→ Exercise materials
--- START ---

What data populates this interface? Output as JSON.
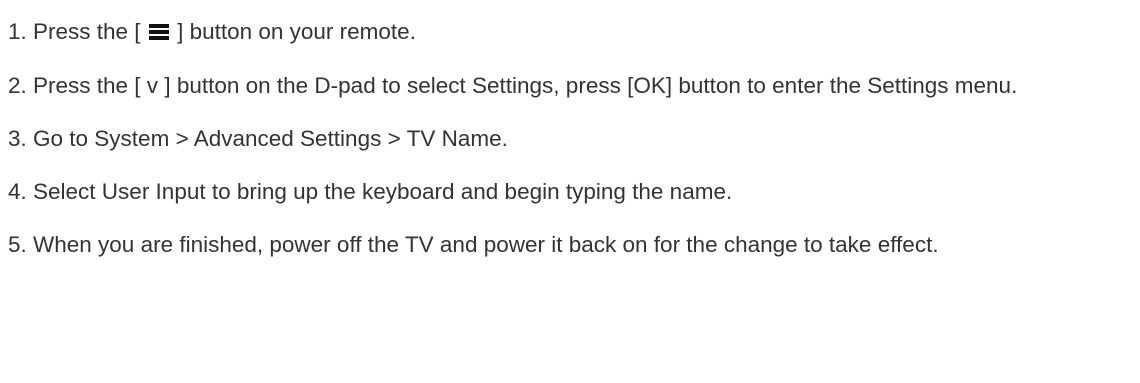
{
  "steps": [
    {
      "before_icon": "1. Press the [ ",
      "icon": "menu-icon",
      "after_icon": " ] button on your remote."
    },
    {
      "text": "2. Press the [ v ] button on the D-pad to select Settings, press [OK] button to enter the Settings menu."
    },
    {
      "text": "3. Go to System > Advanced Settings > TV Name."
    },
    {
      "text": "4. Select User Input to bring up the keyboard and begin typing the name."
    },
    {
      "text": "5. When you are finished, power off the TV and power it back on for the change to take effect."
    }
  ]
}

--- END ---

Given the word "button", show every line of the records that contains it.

→ Exercise result
      "after_icon": " ] button on your remote."
      "text": "2. Press the [ v ] button on the D-pad to select Settings, press [OK] button to enter the Settings menu."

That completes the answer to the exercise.